◆ Problem
Copy the records word for word. Pictures do not go in.

◆ Entries supplied
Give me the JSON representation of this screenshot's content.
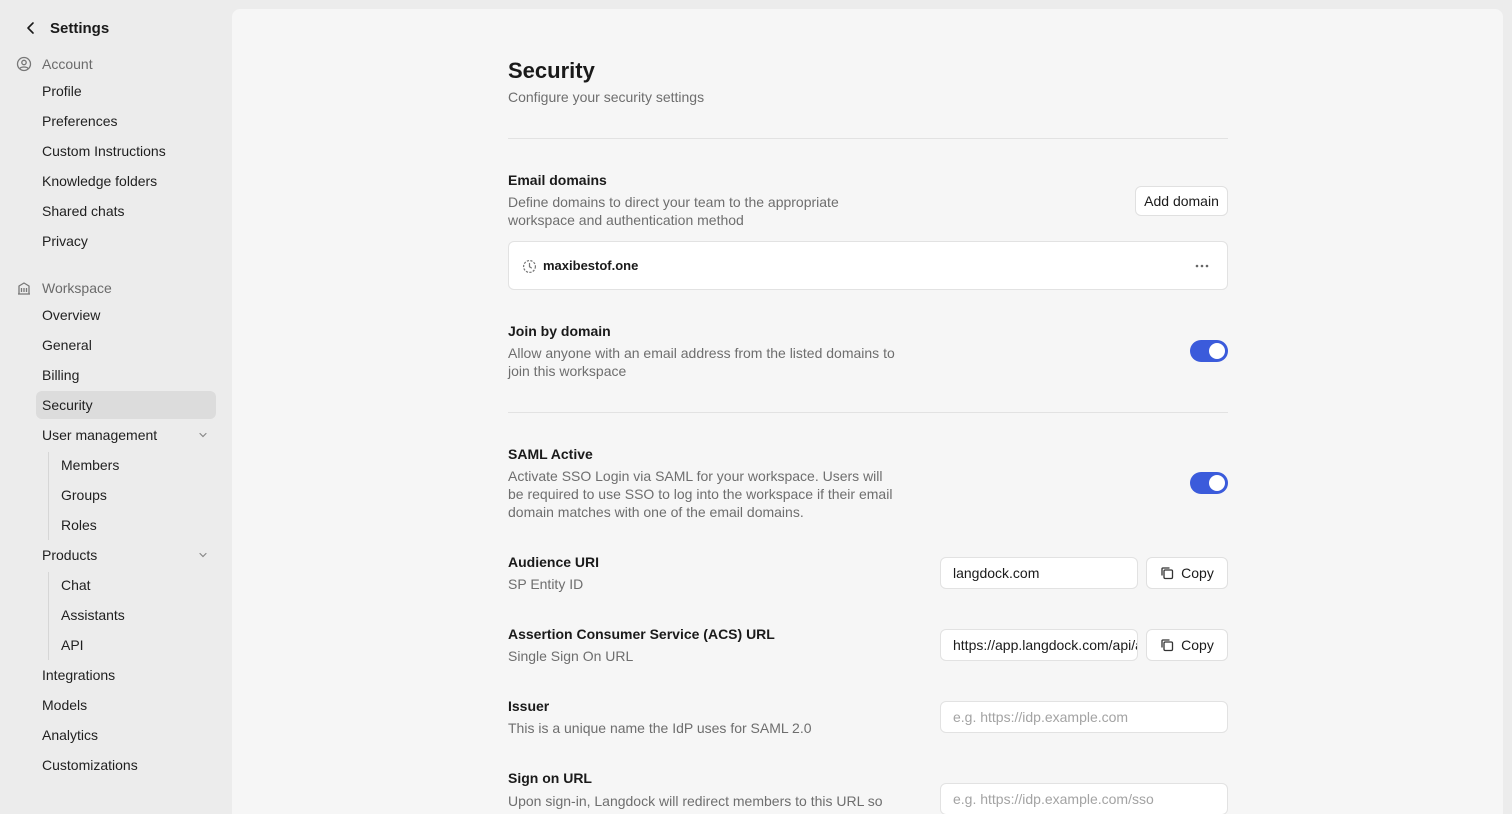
{
  "sidebar": {
    "back_label": "Settings",
    "account_label": "Account",
    "account_items": [
      "Profile",
      "Preferences",
      "Custom Instructions",
      "Knowledge folders",
      "Shared chats",
      "Privacy"
    ],
    "workspace_label": "Workspace",
    "workspace_items": [
      "Overview",
      "General",
      "Billing",
      "Security"
    ],
    "user_management": {
      "label": "User management",
      "items": [
        "Members",
        "Groups",
        "Roles"
      ]
    },
    "products": {
      "label": "Products",
      "items": [
        "Chat",
        "Assistants",
        "API"
      ]
    },
    "bottom_items": [
      "Integrations",
      "Models",
      "Analytics",
      "Customizations"
    ],
    "active": "Security"
  },
  "main": {
    "title": "Security",
    "subtitle": "Configure your security settings",
    "email_domains": {
      "title": "Email domains",
      "desc": "Define domains to direct your team to the appropriate workspace and authentication method",
      "add_label": "Add domain",
      "domains": [
        "maxibestof.one"
      ]
    },
    "join_by_domain": {
      "title": "Join by domain",
      "desc": "Allow anyone with an email address from the listed domains to join this workspace",
      "enabled": true
    },
    "saml_active": {
      "title": "SAML Active",
      "desc": "Activate SSO Login via SAML for your workspace. Users will be required to use SSO to log into the workspace if their email domain matches with one of the email domains.",
      "enabled": true
    },
    "audience_uri": {
      "title": "Audience URI",
      "desc": "SP Entity ID",
      "value": "langdock.com",
      "copy_label": "Copy"
    },
    "acs_url": {
      "title": "Assertion Consumer Service (ACS) URL",
      "desc": "Single Sign On URL",
      "value": "https://app.langdock.com/api/auth/saml/callback",
      "copy_label": "Copy"
    },
    "issuer": {
      "title": "Issuer",
      "desc": "This is a unique name the IdP uses for SAML 2.0",
      "placeholder": "e.g. https://idp.example.com"
    },
    "sign_on_url": {
      "title": "Sign on URL",
      "desc": "Upon sign-in, Langdock will redirect members to this URL so your IdP can authenticate them.",
      "placeholder": "e.g. https://idp.example.com/sso"
    }
  },
  "colors": {
    "accent": "#3b5bdb",
    "sidebar_bg": "#ececec",
    "panel_bg": "#f6f6f6",
    "active_item_bg": "#dcdcdc"
  }
}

◆ Response to this exercise
Give me the JSON representation of this screenshot's content.
{
  "sidebar": {
    "back_label": "Settings",
    "account_label": "Account",
    "account_items": [
      "Profile",
      "Preferences",
      "Custom Instructions",
      "Knowledge folders",
      "Shared chats",
      "Privacy"
    ],
    "workspace_label": "Workspace",
    "workspace_items": [
      "Overview",
      "General",
      "Billing",
      "Security"
    ],
    "user_management": {
      "label": "User management",
      "items": [
        "Members",
        "Groups",
        "Roles"
      ]
    },
    "products": {
      "label": "Products",
      "items": [
        "Chat",
        "Assistants",
        "API"
      ]
    },
    "bottom_items": [
      "Integrations",
      "Models",
      "Analytics",
      "Customizations"
    ],
    "active": "Security"
  },
  "main": {
    "title": "Security",
    "subtitle": "Configure your security settings",
    "email_domains": {
      "title": "Email domains",
      "desc": "Define domains to direct your team to the appropriate workspace and authentication method",
      "add_label": "Add domain",
      "domains": [
        "maxibestof.one"
      ]
    },
    "join_by_domain": {
      "title": "Join by domain",
      "desc": "Allow anyone with an email address from the listed domains to join this workspace",
      "enabled": true
    },
    "saml_active": {
      "title": "SAML Active",
      "desc": "Activate SSO Login via SAML for your workspace. Users will be required to use SSO to log into the workspace if their email domain matches with one of the email domains.",
      "enabled": true
    },
    "audience_uri": {
      "title": "Audience URI",
      "desc": "SP Entity ID",
      "value": "langdock.com",
      "copy_label": "Copy"
    },
    "acs_url": {
      "title": "Assertion Consumer Service (ACS) URL",
      "desc": "Single Sign On URL",
      "value": "https://app.langdock.com/api/auth/saml/callback",
      "copy_label": "Copy"
    },
    "issuer": {
      "title": "Issuer",
      "desc": "This is a unique name the IdP uses for SAML 2.0",
      "placeholder": "e.g. https://idp.example.com"
    },
    "sign_on_url": {
      "title": "Sign on URL",
      "desc": "Upon sign-in, Langdock will redirect members to this URL so your IdP can authenticate them.",
      "placeholder": "e.g. https://idp.example.com/sso"
    }
  },
  "colors": {
    "accent": "#3b5bdb",
    "sidebar_bg": "#ececec",
    "panel_bg": "#f6f6f6",
    "active_item_bg": "#dcdcdc"
  }
}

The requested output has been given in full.